**RECORDED DATA:**
┄┄┄┄┄┄┄┄┄┄

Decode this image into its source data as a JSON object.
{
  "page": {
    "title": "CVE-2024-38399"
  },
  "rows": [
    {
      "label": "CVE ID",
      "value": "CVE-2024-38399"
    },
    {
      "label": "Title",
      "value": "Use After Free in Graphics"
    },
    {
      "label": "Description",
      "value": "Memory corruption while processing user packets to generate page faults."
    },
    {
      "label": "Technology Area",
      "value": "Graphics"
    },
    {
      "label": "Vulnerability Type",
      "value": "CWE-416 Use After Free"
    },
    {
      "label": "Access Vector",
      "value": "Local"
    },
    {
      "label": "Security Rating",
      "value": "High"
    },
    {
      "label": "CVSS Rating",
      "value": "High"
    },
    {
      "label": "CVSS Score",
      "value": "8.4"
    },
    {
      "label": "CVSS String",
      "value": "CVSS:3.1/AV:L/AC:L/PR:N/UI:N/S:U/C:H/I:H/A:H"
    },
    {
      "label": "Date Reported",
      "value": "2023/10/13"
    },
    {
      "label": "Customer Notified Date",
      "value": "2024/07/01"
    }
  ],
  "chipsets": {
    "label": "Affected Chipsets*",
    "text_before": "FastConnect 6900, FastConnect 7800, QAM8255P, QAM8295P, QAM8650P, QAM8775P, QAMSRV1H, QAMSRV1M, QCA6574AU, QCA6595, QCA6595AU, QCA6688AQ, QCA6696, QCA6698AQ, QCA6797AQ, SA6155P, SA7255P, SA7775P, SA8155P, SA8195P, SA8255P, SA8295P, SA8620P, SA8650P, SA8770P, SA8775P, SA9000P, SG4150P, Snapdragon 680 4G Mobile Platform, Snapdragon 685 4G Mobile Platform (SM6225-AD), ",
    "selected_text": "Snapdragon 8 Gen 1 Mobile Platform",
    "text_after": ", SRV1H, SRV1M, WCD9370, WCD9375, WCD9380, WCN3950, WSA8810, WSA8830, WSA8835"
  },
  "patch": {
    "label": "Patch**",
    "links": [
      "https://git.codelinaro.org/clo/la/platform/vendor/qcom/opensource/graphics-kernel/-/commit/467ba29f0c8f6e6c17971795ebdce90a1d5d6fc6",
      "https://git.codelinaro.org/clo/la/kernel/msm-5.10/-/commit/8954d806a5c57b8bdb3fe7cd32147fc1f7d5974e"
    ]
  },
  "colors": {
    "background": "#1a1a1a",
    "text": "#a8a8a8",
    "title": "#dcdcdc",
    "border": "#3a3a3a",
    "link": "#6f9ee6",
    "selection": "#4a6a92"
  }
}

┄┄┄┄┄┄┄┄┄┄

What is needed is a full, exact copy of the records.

Decode this image into its source data as a JSON object.
{
  "page": {
    "title": "CVE-2024-38399"
  },
  "rows": [
    {
      "label": "CVE ID",
      "value": "CVE-2024-38399"
    },
    {
      "label": "Title",
      "value": "Use After Free in Graphics"
    },
    {
      "label": "Description",
      "value": "Memory corruption while processing user packets to generate page faults."
    },
    {
      "label": "Technology Area",
      "value": "Graphics"
    },
    {
      "label": "Vulnerability Type",
      "value": "CWE-416 Use After Free"
    },
    {
      "label": "Access Vector",
      "value": "Local"
    },
    {
      "label": "Security Rating",
      "value": "High"
    },
    {
      "label": "CVSS Rating",
      "value": "High"
    },
    {
      "label": "CVSS Score",
      "value": "8.4"
    },
    {
      "label": "CVSS String",
      "value": "CVSS:3.1/AV:L/AC:L/PR:N/UI:N/S:U/C:H/I:H/A:H"
    },
    {
      "label": "Date Reported",
      "value": "2023/10/13"
    },
    {
      "label": "Customer Notified Date",
      "value": "2024/07/01"
    }
  ],
  "chipsets": {
    "label": "Affected Chipsets*",
    "text_before": "FastConnect 6900, FastConnect 7800, QAM8255P, QAM8295P, QAM8650P, QAM8775P, QAMSRV1H, QAMSRV1M, QCA6574AU, QCA6595, QCA6595AU, QCA6688AQ, QCA6696, QCA6698AQ, QCA6797AQ, SA6155P, SA7255P, SA7775P, SA8155P, SA8195P, SA8255P, SA8295P, SA8620P, SA8650P, SA8770P, SA8775P, SA9000P, SG4150P, Snapdragon 680 4G Mobile Platform, Snapdragon 685 4G Mobile Platform (SM6225-AD), ",
    "selected_text": "Snapdragon 8 Gen 1 Mobile Platform",
    "text_after": ", SRV1H, SRV1M, WCD9370, WCD9375, WCD9380, WCN3950, WSA8810, WSA8830, WSA8835"
  },
  "patch": {
    "label": "Patch**",
    "links": [
      "https://git.codelinaro.org/clo/la/platform/vendor/qcom/opensource/graphics-kernel/-/commit/467ba29f0c8f6e6c17971795ebdce90a1d5d6fc6",
      "https://git.codelinaro.org/clo/la/kernel/msm-5.10/-/commit/8954d806a5c57b8bdb3fe7cd32147fc1f7d5974e"
    ]
  },
  "colors": {
    "background": "#1a1a1a",
    "text": "#a8a8a8",
    "title": "#dcdcdc",
    "border": "#3a3a3a",
    "link": "#6f9ee6",
    "selection": "#4a6a92"
  }
}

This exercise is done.